● **WHAT THIS TASK INVOLVES**: All lines with the word "path" in the material below are required.

● **EXERCISE INPUTS**:
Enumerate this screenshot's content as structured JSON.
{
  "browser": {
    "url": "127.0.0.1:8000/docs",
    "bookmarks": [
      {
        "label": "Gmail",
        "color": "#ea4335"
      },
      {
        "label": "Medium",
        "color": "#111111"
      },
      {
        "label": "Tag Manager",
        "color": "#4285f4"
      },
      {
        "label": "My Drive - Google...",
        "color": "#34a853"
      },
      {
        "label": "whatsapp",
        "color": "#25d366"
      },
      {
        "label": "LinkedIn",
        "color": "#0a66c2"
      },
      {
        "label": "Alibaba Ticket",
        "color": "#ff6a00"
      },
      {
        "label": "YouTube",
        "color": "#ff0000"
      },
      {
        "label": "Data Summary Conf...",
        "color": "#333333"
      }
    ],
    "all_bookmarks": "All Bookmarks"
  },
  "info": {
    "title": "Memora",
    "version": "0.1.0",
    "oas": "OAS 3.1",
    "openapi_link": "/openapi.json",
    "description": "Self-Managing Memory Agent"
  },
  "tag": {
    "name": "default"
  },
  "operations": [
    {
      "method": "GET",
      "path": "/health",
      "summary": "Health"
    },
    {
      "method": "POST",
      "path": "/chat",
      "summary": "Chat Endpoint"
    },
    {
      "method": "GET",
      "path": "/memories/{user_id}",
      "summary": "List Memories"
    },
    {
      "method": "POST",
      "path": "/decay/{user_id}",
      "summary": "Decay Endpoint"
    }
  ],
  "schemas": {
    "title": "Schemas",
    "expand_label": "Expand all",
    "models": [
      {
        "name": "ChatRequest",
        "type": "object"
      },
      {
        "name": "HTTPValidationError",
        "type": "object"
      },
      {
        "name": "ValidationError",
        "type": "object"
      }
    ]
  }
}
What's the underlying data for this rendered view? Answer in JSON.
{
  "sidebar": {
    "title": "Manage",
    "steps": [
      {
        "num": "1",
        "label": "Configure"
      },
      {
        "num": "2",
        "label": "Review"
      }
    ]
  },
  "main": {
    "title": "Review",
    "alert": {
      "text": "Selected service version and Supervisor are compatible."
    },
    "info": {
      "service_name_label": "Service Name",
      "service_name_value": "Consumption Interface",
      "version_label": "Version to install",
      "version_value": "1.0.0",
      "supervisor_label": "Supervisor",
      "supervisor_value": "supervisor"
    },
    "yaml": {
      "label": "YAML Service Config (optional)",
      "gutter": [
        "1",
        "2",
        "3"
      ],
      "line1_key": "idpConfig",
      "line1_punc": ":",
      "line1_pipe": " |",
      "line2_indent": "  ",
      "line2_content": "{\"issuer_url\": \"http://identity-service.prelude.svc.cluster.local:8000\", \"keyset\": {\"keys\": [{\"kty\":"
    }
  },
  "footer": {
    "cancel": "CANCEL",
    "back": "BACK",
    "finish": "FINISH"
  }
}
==
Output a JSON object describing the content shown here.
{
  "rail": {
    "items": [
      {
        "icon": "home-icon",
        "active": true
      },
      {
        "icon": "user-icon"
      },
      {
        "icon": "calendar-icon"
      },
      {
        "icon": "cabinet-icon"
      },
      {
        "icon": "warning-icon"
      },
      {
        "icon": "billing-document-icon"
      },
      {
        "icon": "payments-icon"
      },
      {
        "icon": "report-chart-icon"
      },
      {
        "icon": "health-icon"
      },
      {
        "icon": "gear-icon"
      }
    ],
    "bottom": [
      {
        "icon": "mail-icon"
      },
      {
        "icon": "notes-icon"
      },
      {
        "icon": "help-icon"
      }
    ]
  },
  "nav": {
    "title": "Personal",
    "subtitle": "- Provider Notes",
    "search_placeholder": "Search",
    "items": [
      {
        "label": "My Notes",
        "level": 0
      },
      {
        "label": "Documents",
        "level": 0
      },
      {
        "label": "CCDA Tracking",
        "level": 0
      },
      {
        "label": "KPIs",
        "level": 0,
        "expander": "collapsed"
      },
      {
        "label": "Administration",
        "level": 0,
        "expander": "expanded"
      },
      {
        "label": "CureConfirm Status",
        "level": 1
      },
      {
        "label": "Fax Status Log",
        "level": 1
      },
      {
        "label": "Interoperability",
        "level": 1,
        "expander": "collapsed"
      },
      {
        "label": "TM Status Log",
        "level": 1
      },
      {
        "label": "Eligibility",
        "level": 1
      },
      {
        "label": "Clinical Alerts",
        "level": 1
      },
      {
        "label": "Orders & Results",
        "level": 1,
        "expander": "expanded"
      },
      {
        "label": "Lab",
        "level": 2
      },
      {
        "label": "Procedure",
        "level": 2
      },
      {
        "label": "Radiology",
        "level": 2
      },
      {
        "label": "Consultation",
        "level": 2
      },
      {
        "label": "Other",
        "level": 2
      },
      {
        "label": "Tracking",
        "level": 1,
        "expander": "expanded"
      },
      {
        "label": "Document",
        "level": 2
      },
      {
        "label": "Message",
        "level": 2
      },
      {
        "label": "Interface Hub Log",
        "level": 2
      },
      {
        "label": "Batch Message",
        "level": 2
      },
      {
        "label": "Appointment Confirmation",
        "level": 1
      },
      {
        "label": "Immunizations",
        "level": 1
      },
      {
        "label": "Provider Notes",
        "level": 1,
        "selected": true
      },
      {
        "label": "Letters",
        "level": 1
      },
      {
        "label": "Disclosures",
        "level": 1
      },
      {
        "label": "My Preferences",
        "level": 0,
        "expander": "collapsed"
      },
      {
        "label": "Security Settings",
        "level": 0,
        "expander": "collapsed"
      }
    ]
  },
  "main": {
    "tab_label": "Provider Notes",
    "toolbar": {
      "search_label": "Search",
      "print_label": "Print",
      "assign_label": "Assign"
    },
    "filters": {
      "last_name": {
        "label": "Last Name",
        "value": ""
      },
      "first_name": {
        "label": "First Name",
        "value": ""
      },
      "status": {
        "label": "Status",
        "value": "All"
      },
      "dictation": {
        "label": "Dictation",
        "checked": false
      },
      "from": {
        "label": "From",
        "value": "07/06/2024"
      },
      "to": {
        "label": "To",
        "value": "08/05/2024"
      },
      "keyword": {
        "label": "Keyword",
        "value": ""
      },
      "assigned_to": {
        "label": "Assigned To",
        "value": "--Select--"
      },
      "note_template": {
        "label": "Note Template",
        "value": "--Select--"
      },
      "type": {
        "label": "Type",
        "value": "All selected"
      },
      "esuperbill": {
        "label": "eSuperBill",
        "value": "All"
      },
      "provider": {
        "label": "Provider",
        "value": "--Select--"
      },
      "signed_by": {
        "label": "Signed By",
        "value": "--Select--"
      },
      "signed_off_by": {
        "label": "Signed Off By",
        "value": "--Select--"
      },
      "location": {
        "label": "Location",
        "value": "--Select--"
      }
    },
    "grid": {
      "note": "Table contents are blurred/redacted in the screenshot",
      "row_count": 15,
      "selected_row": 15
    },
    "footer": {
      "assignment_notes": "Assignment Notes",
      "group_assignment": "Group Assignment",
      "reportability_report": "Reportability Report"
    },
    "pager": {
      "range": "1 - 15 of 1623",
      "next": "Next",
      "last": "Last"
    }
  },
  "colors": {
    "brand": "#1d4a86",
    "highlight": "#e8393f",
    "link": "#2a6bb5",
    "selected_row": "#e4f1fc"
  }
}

● **OUTPUT OF THE TASK**:
      "path": "/health",
      "path": "/chat",
      "path": "/memories/{user_id}",
      "path": "/decay/{user_id}",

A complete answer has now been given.